San Diego Union-Tribune (CA)
San Diego-based Veyo, which developed an Uber-style model to get Medicaid and Medicare members to doctor's appointments, inked a deal to be sold to rival Medical Transportation Management of St. Louis for an undisclosed price.
The acquisition, which has not yet closed, is expected to bring Medical Transportation Management's annual revenue to roughly $1 billion, the company said. MTM has 2,200 employees nationwide.
Veyo said its annual revenue is about $300 million. It employs 570 workers in 10 locations across the country, including call centers in Arizona and elsewhere.
The combined companies expect to provide 20 million trips per year to people in 31 states and Washington, D.C.
Co-founded in 2015 by Chief Executive Josh Komenda as a spin-out of Arizona-based Total Transit, Veyo is a transportation broker that aimed to disrupt the non-emergency Medicaid/Medicare transportation business by bringing onboard independent contractors who use their own vehicles to drive people to doctor's appointments.
About 3.6 million people forego medical care each year because of transportation issues, according to the American Hospital Association. For older Americans, transportation is the third most common reason cited for not getting health care.
Veyo trained independent drivers in CPR, HIPPA rules, Americans with Disabilities Act procedures and other skills, and it inspected vehicles. Non-emergency transportation is covered for certain Medicare and Medicaid members, which in California is named Medi-Cal. The government-funded insurance programs pay for rides for people who cannot use public or private transportation and need assistance getting around.

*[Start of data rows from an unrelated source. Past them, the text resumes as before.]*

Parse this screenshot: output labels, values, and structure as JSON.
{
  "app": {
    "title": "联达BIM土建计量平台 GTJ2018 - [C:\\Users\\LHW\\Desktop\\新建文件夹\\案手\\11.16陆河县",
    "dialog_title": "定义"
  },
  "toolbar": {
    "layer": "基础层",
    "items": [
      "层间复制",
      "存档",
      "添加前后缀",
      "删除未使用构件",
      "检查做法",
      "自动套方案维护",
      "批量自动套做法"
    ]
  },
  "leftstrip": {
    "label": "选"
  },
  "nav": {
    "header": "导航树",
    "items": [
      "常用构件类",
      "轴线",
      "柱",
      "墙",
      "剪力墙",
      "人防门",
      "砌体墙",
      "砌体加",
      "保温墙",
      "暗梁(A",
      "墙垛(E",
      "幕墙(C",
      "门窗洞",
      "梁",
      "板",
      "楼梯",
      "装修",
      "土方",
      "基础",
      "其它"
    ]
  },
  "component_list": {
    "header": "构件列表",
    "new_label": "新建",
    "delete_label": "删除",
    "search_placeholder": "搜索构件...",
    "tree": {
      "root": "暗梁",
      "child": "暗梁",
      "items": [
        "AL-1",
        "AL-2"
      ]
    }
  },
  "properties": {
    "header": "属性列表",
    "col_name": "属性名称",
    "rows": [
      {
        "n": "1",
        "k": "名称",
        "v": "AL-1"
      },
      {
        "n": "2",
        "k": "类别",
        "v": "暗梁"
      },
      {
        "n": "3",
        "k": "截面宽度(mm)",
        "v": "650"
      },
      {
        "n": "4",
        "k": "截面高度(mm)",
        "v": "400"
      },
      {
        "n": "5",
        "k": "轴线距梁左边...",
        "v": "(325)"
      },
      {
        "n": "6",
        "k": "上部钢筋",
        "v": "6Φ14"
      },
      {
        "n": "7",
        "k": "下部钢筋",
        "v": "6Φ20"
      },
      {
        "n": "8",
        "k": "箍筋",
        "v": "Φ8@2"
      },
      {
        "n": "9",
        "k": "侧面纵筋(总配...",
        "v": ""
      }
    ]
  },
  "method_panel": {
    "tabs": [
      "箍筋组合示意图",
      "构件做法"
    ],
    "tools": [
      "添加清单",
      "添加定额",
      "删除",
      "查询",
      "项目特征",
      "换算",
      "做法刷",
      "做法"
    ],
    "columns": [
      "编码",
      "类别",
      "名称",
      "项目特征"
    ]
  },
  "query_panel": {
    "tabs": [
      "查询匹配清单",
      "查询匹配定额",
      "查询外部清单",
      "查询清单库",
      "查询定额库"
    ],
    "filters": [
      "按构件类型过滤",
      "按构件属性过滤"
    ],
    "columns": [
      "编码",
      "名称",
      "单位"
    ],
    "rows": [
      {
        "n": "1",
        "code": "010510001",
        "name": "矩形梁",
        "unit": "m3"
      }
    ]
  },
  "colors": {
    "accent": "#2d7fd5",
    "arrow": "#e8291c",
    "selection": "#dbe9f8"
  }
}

Komenda will stay on with Medical Transportation Management in an undefined leadership role, the company said.
"While technology and innovation are incredibly important, so is the human touch and that's where our vision for the future lies," said Komenda in a statement. "With this fusion of our companies, we're bringing together the best of both worlds: MTM's customer service focus and Veyo's technology prowess and Independent Driver Provider model."
Medical Transportation, also a broker, has been in business since 1995. A privately held, women-owned business, it handled more than 13 million trips per year to Medicaid and Medicare members, among others, prior acquiring Veyo.
The company manages non-emergency medical transportation for state and county governments, and is California's non-emergency medical transportation broker. It also works with managed care organizations, health systems, and other programs serving the disabled, underserved, and elderly. It partners with 1,250 transportation providers and public transit agencies nationwide to provide services.
This story originally appeared in San Diego Union-Tribune.